[Saved data entries]
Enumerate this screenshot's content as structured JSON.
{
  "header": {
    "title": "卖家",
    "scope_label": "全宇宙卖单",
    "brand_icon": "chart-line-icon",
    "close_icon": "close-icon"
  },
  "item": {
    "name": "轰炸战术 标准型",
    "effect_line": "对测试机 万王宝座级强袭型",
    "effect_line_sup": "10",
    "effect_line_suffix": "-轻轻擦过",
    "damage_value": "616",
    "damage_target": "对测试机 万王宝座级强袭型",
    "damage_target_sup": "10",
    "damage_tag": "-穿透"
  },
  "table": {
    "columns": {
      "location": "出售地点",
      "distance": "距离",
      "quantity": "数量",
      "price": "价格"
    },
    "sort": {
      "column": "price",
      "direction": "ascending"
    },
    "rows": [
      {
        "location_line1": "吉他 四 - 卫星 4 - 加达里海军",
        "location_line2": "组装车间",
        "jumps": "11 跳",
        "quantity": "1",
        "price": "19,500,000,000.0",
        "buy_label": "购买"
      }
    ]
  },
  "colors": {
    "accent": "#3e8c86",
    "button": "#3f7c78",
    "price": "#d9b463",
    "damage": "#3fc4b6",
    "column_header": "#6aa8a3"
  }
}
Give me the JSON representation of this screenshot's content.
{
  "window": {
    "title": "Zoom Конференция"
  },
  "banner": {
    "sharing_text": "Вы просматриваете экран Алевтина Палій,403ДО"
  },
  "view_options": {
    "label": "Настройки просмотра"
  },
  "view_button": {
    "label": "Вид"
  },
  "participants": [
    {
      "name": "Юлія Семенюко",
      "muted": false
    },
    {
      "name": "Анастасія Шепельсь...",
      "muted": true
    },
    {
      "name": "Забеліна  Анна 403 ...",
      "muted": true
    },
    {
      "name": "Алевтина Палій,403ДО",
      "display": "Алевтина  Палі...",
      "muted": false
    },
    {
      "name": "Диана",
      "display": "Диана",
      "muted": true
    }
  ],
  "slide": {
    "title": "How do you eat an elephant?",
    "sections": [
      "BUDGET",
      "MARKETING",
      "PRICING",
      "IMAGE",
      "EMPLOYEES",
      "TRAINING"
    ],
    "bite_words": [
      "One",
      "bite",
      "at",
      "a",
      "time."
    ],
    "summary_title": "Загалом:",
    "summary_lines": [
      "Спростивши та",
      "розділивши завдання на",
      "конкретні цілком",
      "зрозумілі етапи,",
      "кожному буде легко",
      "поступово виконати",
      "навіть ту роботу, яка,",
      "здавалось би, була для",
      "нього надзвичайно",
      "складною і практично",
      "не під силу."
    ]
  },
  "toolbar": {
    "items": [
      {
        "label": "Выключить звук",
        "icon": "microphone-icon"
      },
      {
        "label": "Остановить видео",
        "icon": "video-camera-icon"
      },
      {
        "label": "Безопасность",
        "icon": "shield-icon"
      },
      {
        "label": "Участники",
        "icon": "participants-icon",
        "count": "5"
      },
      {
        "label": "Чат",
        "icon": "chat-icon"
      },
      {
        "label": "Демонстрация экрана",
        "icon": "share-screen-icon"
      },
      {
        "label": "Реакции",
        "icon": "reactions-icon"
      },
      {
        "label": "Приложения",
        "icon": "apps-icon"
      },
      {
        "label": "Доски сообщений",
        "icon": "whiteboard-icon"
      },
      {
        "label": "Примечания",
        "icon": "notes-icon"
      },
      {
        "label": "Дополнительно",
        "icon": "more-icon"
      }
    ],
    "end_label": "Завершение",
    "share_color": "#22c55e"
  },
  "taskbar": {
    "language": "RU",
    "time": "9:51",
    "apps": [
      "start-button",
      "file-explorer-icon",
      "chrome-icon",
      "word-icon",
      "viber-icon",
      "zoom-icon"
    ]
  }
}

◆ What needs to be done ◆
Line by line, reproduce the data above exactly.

◆ Solved exercise ◆
Enumerate this screenshot's content as structured JSON.
{
  "header": {
    "title": "卖家",
    "scope_label": "全宇宙卖单",
    "brand_icon": "chart-line-icon",
    "close_icon": "close-icon"
  },
  "item": {
    "name": "轰炸战术 标准型",
    "effect_line": "对测试机 万王宝座级强袭型",
    "effect_line_sup": "10",
    "effect_line_suffix": "-轻轻擦过",
    "damage_value": "616",
    "damage_target": "对测试机 万王宝座级强袭型",
    "damage_target_sup": "10",
    "damage_tag": "-穿透"
  },
  "table": {
    "columns": {
      "location": "出售地点",
      "distance": "距离",
      "quantity": "数量",
      "price": "价格"
    },
    "sort": {
      "column": "price",
      "direction": "ascending"
    },
    "rows": [
      {
        "location_line1": "吉他 四 - 卫星 4 - 加达里海军",
        "location_line2": "组装车间",
        "jumps": "11 跳",
        "quantity": "1",
        "price": "19,500,000,000.0",
        "buy_label": "购买"
      }
    ]
  },
  "colors": {
    "accent": "#3e8c86",
    "button": "#3f7c78",
    "price": "#d9b463",
    "damage": "#3fc4b6",
    "column_header": "#6aa8a3"
  }
}
Give me the JSON representation of this screenshot's content.
{
  "window": {
    "title": "Zoom Конференция"
  },
  "banner": {
    "sharing_text": "Вы просматриваете экран Алевтина Палій,403ДО"
  },
  "view_options": {
    "label": "Настройки просмотра"
  },
  "view_button": {
    "label": "Вид"
  },
  "participants": [
    {
      "name": "Юлія Семенюко",
      "muted": false
    },
    {
      "name": "Анастасія Шепельсь...",
      "muted": true
    },
    {
      "name": "Забеліна  Анна 403 ...",
      "muted": true
    },
    {
      "name": "Алевтина Палій,403ДО",
      "display": "Алевтина  Палі...",
      "muted": false
    },
    {
      "name": "Диана",
      "display": "Диана",
      "muted": true
    }
  ],
  "slide": {
    "title": "How do you eat an elephant?",
    "sections": [
      "BUDGET",
      "MARKETING",
      "PRICING",
      "IMAGE",
      "EMPLOYEES",
      "TRAINING"
    ],
    "bite_words": [
      "One",
      "bite",
      "at",
      "a",
      "time."
    ],
    "summary_title": "Загалом:",
    "summary_lines": [
      "Спростивши та",
      "розділивши завдання на",
      "конкретні цілком",
      "зрозумілі етапи,",
      "кожному буде легко",
      "поступово виконати",
      "навіть ту роботу, яка,",
      "здавалось би, була для",
      "нього надзвичайно",
      "складною і практично",
      "не під силу."
    ]
  },
  "toolbar": {
    "items": [
      {
        "label": "Выключить звук",
        "icon": "microphone-icon"
      },
      {
        "label": "Остановить видео",
        "icon": "video-camera-icon"
      },
      {
        "label": "Безопасность",
        "icon": "shield-icon"
      },
      {
        "label": "Участники",
        "icon": "participants-icon",
        "count": "5"
      },
      {
        "label": "Чат",
        "icon": "chat-icon"
      },
      {
        "label": "Демонстрация экрана",
        "icon": "share-screen-icon"
      },
      {
        "label": "Реакции",
        "icon": "reactions-icon"
      },
      {
        "label": "Приложения",
        "icon": "apps-icon"
      },
      {
        "label": "Доски сообщений",
        "icon": "whiteboard-icon"
      },
      {
        "label": "Примечания",
        "icon": "notes-icon"
      },
      {
        "label": "Дополнительно",
        "icon": "more-icon"
      }
    ],
    "end_label": "Завершение",
    "share_color": "#22c55e"
  },
  "taskbar": {
    "language": "RU",
    "time": "9:51",
    "apps": [
      "start-button",
      "file-explorer-icon",
      "chrome-icon",
      "word-icon",
      "viber-icon",
      "zoom-icon"
    ]
  }
}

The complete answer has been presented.